“If families couldn’t afford vets they would get his opinion, and he would help nurse them back to life,” McKay said.
The science teacher also had his own animals, including snapping turtles, geckos, spiders, snakes — “which makes him a super popular teacher,” she said.
McKay and her classmates would stay after school to watch Crosland feed his animals, hold the animals and learn how to properly handle them.
“He’s a phenomenal science teacher,” she said. “And that’s why every kid loved his class, because it’s hands-on and you could see the animals and learn about them.”
When McKay took his science class in seventh grade, seven years ago, he was one of the most challenging and rewarding teachers she said she’s ever had.
“He loved science and he made everybody else love it too,” she said. “He loved his job. He’s one of the only teachers I’ve ever had that has been so dedicated and so passionate that it’s made kids love going to school.”
The next year, Crosland was McKay’s teacher again. “I requested him,” she said.
Outside of school, he is a “go-to person in town,” she said. He has impacted “thousands of lives,” helped hundreds of boys get their Eagle Scout awards, she added.
“If you need something, that’s who the community would call,” she said.
McLay launched an online petition in Crosland’s defense on Monday evening.
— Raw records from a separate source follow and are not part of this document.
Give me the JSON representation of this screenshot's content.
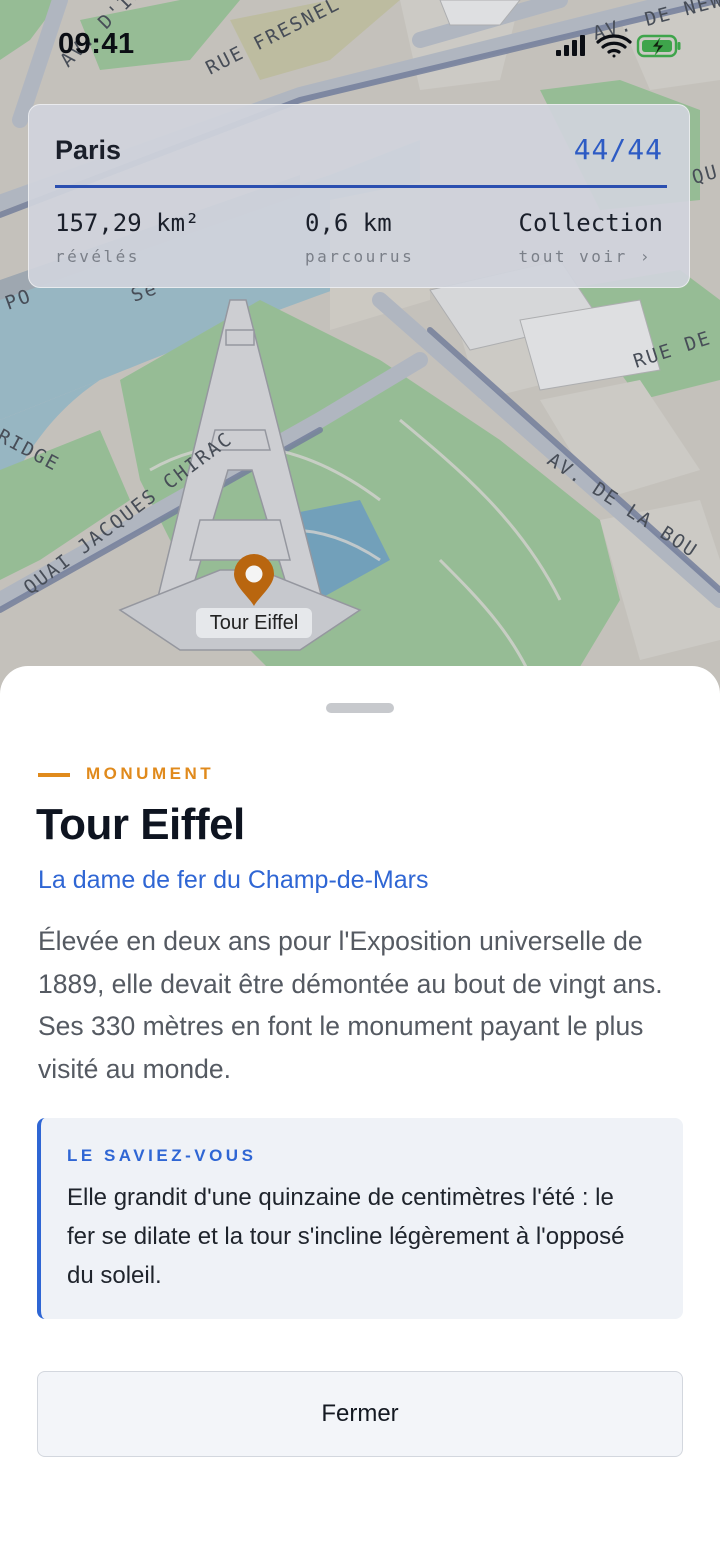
{
  "status_bar": {
    "time": "09:41",
    "icons": [
      "signal-icon",
      "wifi-icon",
      "battery-charging-icon"
    ]
  },
  "map": {
    "street_labels": {
      "rue_fresnel": "RUE FRESNEL",
      "av_new_york": "AV. DE NEW YOR",
      "quai_chirac": "QUAI JACQUES CHIRAC",
      "av_bourdonnais": "AV. DE LA BOU",
      "rue_de": "RUE DE",
      "bridge": "RIDGE",
      "av_top_left": "AV. D'IÉ",
      "po": "PO",
      "qu": "QU",
      "seine": "Se"
    },
    "pin": {
      "icon": "location-pin-icon",
      "label": "Tour Eiffel",
      "color": "#b9660f"
    }
  },
  "stats_card": {
    "city": "Paris",
    "count": "44/44",
    "revealed_value": "157,29 km²",
    "revealed_label": "révélés",
    "walked_value": "0,6 km",
    "walked_label": "parcourus",
    "collection_value": "Collection",
    "collection_label": "tout voir ›",
    "accent_color": "#2d5bc4"
  },
  "sheet": {
    "category": "MONUMENT",
    "title": "Tour Eiffel",
    "subtitle": "La dame de fer du Champ-de-Mars",
    "description": "Élevée en deux ans pour l'Exposition universelle de 1889, elle devait être démontée au bout de vingt ans. Ses 330 mètres en font le monument payant le plus visité au monde.",
    "fact": {
      "title": "LE SAVIEZ-VOUS",
      "text": "Elle grandit d'une quinzaine de centimètres l'été : le fer se dilate et la tour s'incline légèrement à l'opposé du soleil."
    },
    "close_label": "Fermer",
    "category_color": "#e08a1c",
    "link_color": "#2f66d4"
  }
}
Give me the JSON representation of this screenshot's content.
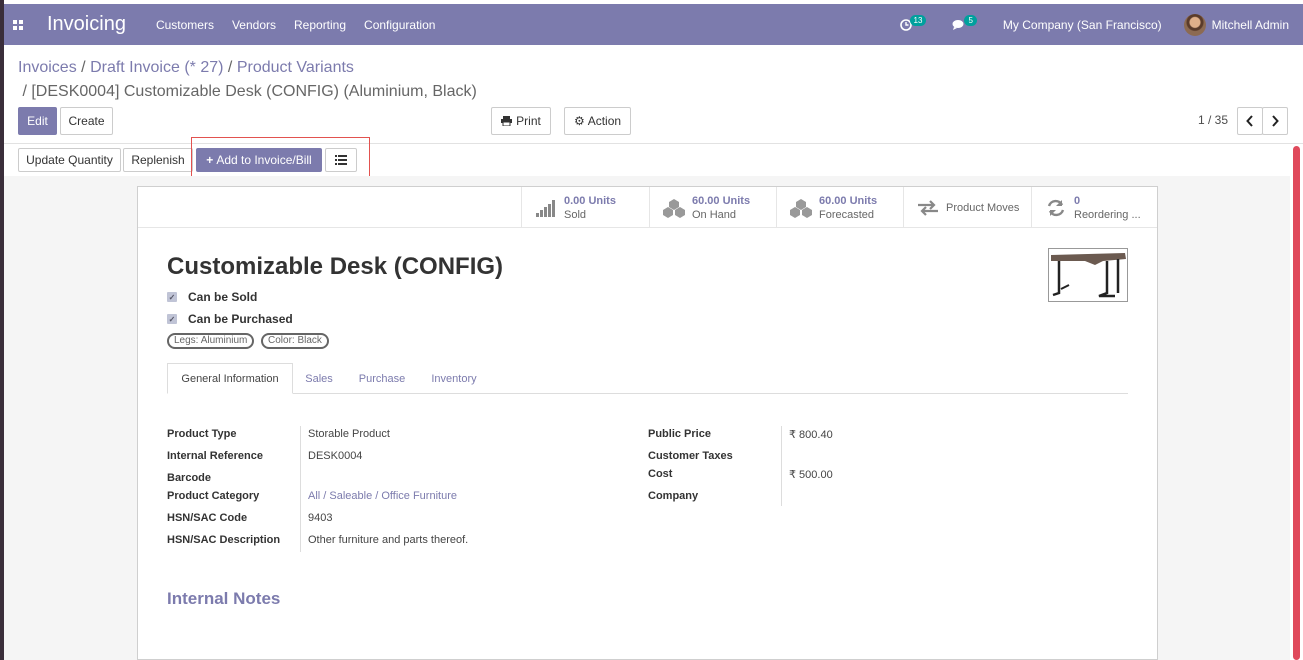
{
  "navbar": {
    "app_name": "Invoicing",
    "menu": [
      "Customers",
      "Vendors",
      "Reporting",
      "Configuration"
    ],
    "activity_count": "13",
    "message_count": "5",
    "company": "My Company (San Francisco)",
    "user": "Mitchell Admin",
    "color": "#7c7bad"
  },
  "breadcrumb": {
    "items": [
      "Invoices",
      "Draft Invoice (* 27)",
      "Product Variants"
    ],
    "current": "[DESK0004] Customizable Desk (CONFIG) (Aluminium, Black)",
    "sep": "/"
  },
  "buttons": {
    "edit": "Edit",
    "create": "Create",
    "print": "Print",
    "action": "Action",
    "update_quantity": "Update Quantity",
    "replenish": "Replenish",
    "add_to_invoice": "Add to Invoice/Bill"
  },
  "pager": {
    "text": "1 / 35"
  },
  "stats": [
    {
      "value": "0.00 Units",
      "label": "Sold",
      "icon": "bar-chart-icon"
    },
    {
      "value": "60.00 Units",
      "label": "On Hand",
      "icon": "cubes-icon"
    },
    {
      "value": "60.00 Units",
      "label": "Forecasted",
      "icon": "cubes-icon"
    },
    {
      "value": "",
      "label": "Product Moves",
      "icon": "exchange-icon"
    },
    {
      "value": "0",
      "label": "Reordering ...",
      "icon": "refresh-icon"
    }
  ],
  "product": {
    "title": "Customizable Desk (CONFIG)",
    "can_be_sold": "Can be Sold",
    "can_be_purchased": "Can be Purchased",
    "tags": [
      "Legs: Aluminium",
      "Color: Black"
    ]
  },
  "tabs": [
    "General Information",
    "Sales",
    "Purchase",
    "Inventory"
  ],
  "fields_left": [
    {
      "label": "Product Type",
      "value": "Storable Product"
    },
    {
      "label": "Internal Reference",
      "value": "DESK0004"
    },
    {
      "label": "Barcode",
      "value": ""
    },
    {
      "label": "Product Category",
      "value": "All / Saleable / Office Furniture"
    },
    {
      "label": "HSN/SAC Code",
      "value": "9403"
    },
    {
      "label": "HSN/SAC Description",
      "value": "Other furniture and parts thereof."
    }
  ],
  "fields_right": [
    {
      "label": "Public Price",
      "value": "₹ 800.40"
    },
    {
      "label": "Customer Taxes",
      "value": ""
    },
    {
      "label": "Cost",
      "value": "₹ 500.00"
    },
    {
      "label": "Company",
      "value": ""
    }
  ],
  "section": {
    "internal_notes": "Internal Notes"
  }
}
As of Thursday afternoon, the petition received more than 3,000 signatures, surpassing the original target of 2,500. The goal was raised to 5,000.
Neither the Preston School District nor Preston Junior High School responded to requests for comment. The Salt Lake Tribune has been unable to reach Crosland. As of Monday, he was still in his classroom, pending the results of the district’s investigation, the Associated Press reported.
People for the Ethical Treatment of Animals (PETA) issued a statement Tuesday.
“This teacher — who is allegedly known for feeding guinea pigs to reptiles during lessons — is a bully who should not be allowed near impressionable young people. Any youngster who witnessed cruelty in the classroom is now in desperate need of lessons about having empathy for other living beings,” the PETA statement reads.
McKay said she’d never heard of Crosland feeding his animals while teaching, only after class.
“Everybody in the community loves him and supports him and knows the conditions and the circumstances,” McKay said. “It’s just the people outside of Preston that have blown up the story, that don’t understand.”